Entries shown:

= Beginning of Section =

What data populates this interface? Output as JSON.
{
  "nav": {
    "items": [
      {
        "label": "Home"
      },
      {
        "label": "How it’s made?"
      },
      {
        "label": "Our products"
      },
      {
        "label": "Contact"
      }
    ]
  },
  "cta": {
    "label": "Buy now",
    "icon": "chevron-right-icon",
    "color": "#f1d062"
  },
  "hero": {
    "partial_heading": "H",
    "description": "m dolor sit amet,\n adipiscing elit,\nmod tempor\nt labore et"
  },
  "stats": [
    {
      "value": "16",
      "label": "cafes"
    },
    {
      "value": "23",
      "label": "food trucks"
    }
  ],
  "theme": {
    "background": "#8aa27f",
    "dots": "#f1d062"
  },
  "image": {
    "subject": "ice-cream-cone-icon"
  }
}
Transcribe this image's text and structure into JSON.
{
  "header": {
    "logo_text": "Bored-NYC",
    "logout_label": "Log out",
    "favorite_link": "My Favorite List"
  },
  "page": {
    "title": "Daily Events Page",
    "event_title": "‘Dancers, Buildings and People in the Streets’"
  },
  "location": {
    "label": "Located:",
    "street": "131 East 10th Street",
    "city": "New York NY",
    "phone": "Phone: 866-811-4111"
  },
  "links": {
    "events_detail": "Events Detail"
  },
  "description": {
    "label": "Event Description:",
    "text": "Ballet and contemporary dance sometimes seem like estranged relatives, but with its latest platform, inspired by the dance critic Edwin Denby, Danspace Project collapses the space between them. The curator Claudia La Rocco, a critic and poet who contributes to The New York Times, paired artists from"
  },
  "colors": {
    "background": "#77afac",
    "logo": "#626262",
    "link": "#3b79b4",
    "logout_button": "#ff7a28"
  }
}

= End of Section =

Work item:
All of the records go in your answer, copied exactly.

Exercise result:
What data populates this interface? Output as JSON.
{
  "nav": {
    "items": [
      {
        "label": "Home"
      },
      {
        "label": "How it’s made?"
      },
      {
        "label": "Our products"
      },
      {
        "label": "Contact"
      }
    ]
  },
  "cta": {
    "label": "Buy now",
    "icon": "chevron-right-icon",
    "color": "#f1d062"
  },
  "hero": {
    "partial_heading": "H",
    "description": "m dolor sit amet,\n adipiscing elit,\nmod tempor\nt labore et"
  },
  "stats": [
    {
      "value": "16",
      "label": "cafes"
    },
    {
      "value": "23",
      "label": "food trucks"
    }
  ],
  "theme": {
    "background": "#8aa27f",
    "dots": "#f1d062"
  },
  "image": {
    "subject": "ice-cream-cone-icon"
  }
}
Transcribe this image's text and structure into JSON.
{
  "header": {
    "logo_text": "Bored-NYC",
    "logout_label": "Log out",
    "favorite_link": "My Favorite List"
  },
  "page": {
    "title": "Daily Events Page",
    "event_title": "‘Dancers, Buildings and People in the Streets’"
  },
  "location": {
    "label": "Located:",
    "street": "131 East 10th Street",
    "city": "New York NY",
    "phone": "Phone: 866-811-4111"
  },
  "links": {
    "events_detail": "Events Detail"
  },
  "description": {
    "label": "Event Description:",
    "text": "Ballet and contemporary dance sometimes seem like estranged relatives, but with its latest platform, inspired by the dance critic Edwin Denby, Danspace Project collapses the space between them. The curator Claudia La Rocco, a critic and poet who contributes to The New York Times, paired artists from"
  },
  "colors": {
    "background": "#77afac",
    "logo": "#626262",
    "link": "#3b79b4",
    "logout_button": "#ff7a28"
  }
}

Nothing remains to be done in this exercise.